___ Given records ___
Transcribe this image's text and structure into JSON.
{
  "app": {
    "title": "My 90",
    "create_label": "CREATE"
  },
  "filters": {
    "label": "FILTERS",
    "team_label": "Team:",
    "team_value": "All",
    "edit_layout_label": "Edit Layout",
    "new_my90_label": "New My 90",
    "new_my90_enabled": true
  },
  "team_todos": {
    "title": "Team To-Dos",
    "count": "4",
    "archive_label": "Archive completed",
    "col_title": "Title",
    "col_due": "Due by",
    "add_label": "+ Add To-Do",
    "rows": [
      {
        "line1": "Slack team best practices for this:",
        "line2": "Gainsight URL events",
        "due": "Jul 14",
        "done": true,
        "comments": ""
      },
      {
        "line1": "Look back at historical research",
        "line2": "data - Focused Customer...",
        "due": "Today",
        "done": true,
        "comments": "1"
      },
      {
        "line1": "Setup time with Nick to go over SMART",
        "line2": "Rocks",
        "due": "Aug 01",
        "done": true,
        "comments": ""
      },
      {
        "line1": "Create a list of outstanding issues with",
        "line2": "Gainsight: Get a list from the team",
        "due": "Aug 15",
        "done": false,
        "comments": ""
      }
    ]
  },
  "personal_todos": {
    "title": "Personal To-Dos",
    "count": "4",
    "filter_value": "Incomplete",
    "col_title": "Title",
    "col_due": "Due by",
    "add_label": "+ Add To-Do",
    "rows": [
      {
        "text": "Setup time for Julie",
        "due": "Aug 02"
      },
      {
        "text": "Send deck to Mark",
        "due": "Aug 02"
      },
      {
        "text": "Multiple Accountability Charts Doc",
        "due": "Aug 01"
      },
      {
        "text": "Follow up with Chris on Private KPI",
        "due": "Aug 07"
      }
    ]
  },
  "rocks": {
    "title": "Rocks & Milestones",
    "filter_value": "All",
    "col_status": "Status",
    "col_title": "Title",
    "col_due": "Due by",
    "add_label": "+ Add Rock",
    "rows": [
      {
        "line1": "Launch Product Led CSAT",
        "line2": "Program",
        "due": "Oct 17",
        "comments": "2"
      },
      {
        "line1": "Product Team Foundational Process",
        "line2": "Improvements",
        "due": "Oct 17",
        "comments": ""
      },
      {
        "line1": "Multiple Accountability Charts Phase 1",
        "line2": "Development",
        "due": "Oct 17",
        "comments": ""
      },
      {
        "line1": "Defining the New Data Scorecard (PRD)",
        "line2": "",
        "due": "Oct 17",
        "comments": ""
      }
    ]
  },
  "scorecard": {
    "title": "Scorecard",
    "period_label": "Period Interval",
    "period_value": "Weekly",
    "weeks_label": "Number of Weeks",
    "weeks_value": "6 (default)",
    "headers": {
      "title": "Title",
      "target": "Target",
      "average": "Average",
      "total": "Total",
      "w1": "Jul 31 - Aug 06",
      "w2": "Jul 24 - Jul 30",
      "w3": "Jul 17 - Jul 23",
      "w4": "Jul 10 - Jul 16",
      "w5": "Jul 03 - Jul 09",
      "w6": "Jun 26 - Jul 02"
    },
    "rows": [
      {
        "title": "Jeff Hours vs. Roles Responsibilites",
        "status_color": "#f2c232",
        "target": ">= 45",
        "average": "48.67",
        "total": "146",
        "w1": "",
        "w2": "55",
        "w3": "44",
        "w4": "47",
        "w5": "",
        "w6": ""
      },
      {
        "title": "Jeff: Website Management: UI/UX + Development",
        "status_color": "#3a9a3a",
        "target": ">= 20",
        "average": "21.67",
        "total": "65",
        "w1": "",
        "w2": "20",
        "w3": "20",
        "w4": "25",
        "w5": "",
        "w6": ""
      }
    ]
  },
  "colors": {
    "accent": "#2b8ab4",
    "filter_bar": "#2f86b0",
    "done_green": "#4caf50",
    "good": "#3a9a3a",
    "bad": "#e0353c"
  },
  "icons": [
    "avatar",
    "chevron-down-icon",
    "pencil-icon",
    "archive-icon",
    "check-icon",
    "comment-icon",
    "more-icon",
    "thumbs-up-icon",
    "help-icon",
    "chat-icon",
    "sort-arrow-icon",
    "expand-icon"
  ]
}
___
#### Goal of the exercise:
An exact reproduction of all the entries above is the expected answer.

#### Reply to the exercise:
Transcribe this image's text and structure into JSON.
{
  "app": {
    "title": "My 90",
    "create_label": "CREATE"
  },
  "filters": {
    "label": "FILTERS",
    "team_label": "Team:",
    "team_value": "All",
    "edit_layout_label": "Edit Layout",
    "new_my90_label": "New My 90",
    "new_my90_enabled": true
  },
  "team_todos": {
    "title": "Team To-Dos",
    "count": "4",
    "archive_label": "Archive completed",
    "col_title": "Title",
    "col_due": "Due by",
    "add_label": "+ Add To-Do",
    "rows": [
      {
        "line1": "Slack team best practices for this:",
        "line2": "Gainsight URL events",
        "due": "Jul 14",
        "done": true,
        "comments": ""
      },
      {
        "line1": "Look back at historical research",
        "line2": "data - Focused Customer...",
        "due": "Today",
        "done": true,
        "comments": "1"
      },
      {
        "line1": "Setup time with Nick to go over SMART",
        "line2": "Rocks",
        "due": "Aug 01",
        "done": true,
        "comments": ""
      },
      {
        "line1": "Create a list of outstanding issues with",
        "line2": "Gainsight: Get a list from the team",
        "due": "Aug 15",
        "done": false,
        "comments": ""
      }
    ]
  },
  "personal_todos": {
    "title": "Personal To-Dos",
    "count": "4",
    "filter_value": "Incomplete",
    "col_title": "Title",
    "col_due": "Due by",
    "add_label": "+ Add To-Do",
    "rows": [
      {
        "text": "Setup time for Julie",
        "due": "Aug 02"
      },
      {
        "text": "Send deck to Mark",
        "due": "Aug 02"
      },
      {
        "text": "Multiple Accountability Charts Doc",
        "due": "Aug 01"
      },
      {
        "text": "Follow up with Chris on Private KPI",
        "due": "Aug 07"
      }
    ]
  },
  "rocks": {
    "title": "Rocks & Milestones",
    "filter_value": "All",
    "col_status": "Status",
    "col_title": "Title",
    "col_due": "Due by",
    "add_label": "+ Add Rock",
    "rows": [
      {
        "line1": "Launch Product Led CSAT",
        "line2": "Program",
        "due": "Oct 17",
        "comments": "2"
      },
      {
        "line1": "Product Team Foundational Process",
        "line2": "Improvements",
        "due": "Oct 17",
        "comments": ""
      },
      {
        "line1": "Multiple Accountability Charts Phase 1",
        "line2": "Development",
        "due": "Oct 17",
        "comments": ""
      },
      {
        "line1": "Defining the New Data Scorecard (PRD)",
        "line2": "",
        "due": "Oct 17",
        "comments": ""
      }
    ]
  },
  "scorecard": {
    "title": "Scorecard",
    "period_label": "Period Interval",
    "period_value": "Weekly",
    "weeks_label": "Number of Weeks",
    "weeks_value": "6 (default)",
    "headers": {
      "title": "Title",
      "target": "Target",
      "average": "Average",
      "total": "Total",
      "w1": "Jul 31 - Aug 06",
      "w2": "Jul 24 - Jul 30",
      "w3": "Jul 17 - Jul 23",
      "w4": "Jul 10 - Jul 16",
      "w5": "Jul 03 - Jul 09",
      "w6": "Jun 26 - Jul 02"
    },
    "rows": [
      {
        "title": "Jeff Hours vs. Roles Responsibilites",
        "status_color": "#f2c232",
        "target": ">= 45",
        "average": "48.67",
        "total": "146",
        "w1": "",
        "w2": "55",
        "w3": "44",
        "w4": "47",
        "w5": "",
        "w6": ""
      },
      {
        "title": "Jeff: Website Management: UI/UX + Development",
        "status_color": "#3a9a3a",
        "target": ">= 20",
        "average": "21.67",
        "total": "65",
        "w1": "",
        "w2": "20",
        "w3": "20",
        "w4": "25",
        "w5": "",
        "w6": ""
      }
    ]
  },
  "colors": {
    "accent": "#2b8ab4",
    "filter_bar": "#2f86b0",
    "done_green": "#4caf50",
    "good": "#3a9a3a",
    "bad": "#e0353c"
  },
  "icons": [
    "avatar",
    "chevron-down-icon",
    "pencil-icon",
    "archive-icon",
    "check-icon",
    "comment-icon",
    "more-icon",
    "thumbs-up-icon",
    "help-icon",
    "chat-icon",
    "sort-arrow-icon",
    "expand-icon"
  ]
}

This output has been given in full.